• REQUIREMENT:
Work out how many lines of the records hold the string "seconds", and reply with that number alone.

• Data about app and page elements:
^^^^^^^^^^^^^^^^

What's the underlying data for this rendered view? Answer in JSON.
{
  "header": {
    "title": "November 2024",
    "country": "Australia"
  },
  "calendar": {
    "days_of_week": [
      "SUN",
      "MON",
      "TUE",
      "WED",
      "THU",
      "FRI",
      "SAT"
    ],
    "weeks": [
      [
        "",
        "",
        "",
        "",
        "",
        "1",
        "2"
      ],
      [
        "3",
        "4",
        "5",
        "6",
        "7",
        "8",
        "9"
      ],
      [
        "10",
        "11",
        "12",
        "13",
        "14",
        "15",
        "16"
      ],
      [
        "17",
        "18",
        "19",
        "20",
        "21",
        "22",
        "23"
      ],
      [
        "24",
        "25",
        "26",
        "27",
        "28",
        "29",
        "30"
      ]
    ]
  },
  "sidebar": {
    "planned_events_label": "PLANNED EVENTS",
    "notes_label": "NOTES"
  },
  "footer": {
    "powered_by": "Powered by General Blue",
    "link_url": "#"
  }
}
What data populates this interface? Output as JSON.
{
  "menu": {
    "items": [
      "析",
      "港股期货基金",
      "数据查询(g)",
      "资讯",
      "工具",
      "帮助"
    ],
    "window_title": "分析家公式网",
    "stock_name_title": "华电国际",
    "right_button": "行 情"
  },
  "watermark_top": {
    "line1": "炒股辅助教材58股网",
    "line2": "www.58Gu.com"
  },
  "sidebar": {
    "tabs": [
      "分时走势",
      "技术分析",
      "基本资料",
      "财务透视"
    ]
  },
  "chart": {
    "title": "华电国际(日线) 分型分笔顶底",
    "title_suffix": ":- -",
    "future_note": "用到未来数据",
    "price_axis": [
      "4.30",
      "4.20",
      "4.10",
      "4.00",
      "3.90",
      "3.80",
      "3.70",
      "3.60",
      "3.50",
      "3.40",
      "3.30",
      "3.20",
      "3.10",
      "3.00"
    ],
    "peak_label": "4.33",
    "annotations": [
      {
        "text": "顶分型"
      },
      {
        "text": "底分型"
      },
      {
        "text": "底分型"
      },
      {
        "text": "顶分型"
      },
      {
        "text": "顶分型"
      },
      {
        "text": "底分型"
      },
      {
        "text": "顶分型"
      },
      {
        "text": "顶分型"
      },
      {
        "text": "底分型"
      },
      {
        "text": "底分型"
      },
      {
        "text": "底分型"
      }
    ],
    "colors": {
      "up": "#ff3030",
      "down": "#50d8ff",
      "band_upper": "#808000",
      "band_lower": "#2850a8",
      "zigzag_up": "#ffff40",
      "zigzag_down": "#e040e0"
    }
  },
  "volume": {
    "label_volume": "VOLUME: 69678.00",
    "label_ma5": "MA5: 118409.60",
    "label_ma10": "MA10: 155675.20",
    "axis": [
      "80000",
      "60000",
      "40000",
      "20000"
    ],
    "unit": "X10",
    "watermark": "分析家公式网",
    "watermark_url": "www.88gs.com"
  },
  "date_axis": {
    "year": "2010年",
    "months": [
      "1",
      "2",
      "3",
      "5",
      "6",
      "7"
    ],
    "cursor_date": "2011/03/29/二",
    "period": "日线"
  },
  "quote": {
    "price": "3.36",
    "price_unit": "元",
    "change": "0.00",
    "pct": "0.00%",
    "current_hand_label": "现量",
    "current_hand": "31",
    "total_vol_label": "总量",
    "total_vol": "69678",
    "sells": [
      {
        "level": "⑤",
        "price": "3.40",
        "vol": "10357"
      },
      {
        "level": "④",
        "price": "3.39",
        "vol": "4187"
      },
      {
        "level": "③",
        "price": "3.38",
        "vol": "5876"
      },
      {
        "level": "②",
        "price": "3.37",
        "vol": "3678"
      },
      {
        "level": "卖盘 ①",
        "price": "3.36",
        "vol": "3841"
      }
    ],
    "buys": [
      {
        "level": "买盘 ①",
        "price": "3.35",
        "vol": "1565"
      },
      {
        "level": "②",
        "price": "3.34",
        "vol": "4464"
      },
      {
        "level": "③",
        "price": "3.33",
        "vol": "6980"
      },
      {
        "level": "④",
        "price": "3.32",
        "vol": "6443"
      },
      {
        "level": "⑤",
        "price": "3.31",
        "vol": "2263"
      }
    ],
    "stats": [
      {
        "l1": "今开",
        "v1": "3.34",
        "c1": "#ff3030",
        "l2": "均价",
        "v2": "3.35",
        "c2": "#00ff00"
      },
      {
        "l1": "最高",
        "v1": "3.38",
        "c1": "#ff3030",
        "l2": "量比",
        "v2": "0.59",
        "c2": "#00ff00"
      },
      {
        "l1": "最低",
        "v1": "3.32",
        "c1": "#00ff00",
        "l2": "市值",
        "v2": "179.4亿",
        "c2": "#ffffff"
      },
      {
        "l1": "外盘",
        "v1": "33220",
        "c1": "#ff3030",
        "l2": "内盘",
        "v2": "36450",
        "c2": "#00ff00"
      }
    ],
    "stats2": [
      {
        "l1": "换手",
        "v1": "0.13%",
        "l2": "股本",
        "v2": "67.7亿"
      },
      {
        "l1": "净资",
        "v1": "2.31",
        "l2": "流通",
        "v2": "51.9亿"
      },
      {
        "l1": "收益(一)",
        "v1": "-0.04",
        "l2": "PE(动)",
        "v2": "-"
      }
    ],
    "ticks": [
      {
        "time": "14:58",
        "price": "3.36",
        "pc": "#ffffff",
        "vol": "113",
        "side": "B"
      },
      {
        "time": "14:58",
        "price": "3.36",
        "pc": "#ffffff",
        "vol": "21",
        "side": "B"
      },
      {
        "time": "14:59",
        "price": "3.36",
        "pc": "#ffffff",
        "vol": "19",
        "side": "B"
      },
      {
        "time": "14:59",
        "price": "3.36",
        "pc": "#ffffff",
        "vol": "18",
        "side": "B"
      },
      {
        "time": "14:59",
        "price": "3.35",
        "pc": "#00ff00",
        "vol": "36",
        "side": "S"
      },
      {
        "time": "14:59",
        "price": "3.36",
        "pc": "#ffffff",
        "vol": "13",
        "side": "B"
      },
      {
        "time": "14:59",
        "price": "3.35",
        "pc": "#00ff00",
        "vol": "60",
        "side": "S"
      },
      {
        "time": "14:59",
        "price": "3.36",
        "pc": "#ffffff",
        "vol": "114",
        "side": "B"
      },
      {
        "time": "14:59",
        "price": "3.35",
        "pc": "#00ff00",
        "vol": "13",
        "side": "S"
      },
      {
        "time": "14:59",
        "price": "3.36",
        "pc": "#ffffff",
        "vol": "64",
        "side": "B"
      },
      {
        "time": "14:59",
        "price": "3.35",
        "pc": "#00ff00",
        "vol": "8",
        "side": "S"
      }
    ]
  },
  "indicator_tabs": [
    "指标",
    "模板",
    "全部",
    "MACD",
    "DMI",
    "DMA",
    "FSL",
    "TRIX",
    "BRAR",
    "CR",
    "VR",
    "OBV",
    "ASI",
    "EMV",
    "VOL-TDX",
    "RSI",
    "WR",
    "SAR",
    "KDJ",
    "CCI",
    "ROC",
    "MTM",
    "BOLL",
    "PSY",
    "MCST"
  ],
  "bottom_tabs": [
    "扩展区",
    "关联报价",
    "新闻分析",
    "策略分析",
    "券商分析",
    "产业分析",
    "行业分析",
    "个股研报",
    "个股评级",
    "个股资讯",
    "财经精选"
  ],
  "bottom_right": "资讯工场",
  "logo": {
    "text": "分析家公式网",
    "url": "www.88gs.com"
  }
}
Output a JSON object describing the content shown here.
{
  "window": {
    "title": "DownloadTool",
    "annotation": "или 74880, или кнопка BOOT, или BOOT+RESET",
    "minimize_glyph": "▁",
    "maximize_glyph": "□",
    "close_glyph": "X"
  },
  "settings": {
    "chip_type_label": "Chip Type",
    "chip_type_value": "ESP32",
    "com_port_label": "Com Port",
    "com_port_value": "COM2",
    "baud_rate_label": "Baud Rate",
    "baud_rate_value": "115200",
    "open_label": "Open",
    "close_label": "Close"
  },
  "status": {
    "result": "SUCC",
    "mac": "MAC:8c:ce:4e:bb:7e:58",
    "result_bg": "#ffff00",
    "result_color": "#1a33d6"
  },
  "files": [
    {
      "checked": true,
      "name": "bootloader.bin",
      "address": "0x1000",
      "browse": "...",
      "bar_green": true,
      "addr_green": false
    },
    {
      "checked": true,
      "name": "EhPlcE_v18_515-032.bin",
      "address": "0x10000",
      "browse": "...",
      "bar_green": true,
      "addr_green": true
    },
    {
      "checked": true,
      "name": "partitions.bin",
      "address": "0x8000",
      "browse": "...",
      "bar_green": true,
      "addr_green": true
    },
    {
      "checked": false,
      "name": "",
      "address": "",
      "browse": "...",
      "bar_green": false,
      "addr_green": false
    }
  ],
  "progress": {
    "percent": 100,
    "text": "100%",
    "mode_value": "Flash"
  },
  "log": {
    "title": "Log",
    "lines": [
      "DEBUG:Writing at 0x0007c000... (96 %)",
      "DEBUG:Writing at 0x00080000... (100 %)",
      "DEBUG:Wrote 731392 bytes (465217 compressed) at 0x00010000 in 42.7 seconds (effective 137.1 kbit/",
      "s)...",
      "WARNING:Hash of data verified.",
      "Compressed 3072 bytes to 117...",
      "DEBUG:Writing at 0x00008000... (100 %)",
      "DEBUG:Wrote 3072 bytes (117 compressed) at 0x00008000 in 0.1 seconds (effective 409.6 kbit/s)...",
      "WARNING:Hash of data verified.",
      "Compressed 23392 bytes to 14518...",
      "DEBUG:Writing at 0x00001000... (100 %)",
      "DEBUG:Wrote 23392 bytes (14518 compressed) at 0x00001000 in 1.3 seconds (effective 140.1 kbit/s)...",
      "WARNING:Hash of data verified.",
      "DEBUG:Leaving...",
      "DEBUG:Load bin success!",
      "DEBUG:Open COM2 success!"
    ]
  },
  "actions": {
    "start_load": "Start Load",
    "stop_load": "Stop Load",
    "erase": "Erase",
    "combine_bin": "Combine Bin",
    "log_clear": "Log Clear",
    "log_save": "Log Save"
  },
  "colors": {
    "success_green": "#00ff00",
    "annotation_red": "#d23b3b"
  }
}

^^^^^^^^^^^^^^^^

• ANSWER BELOW:
3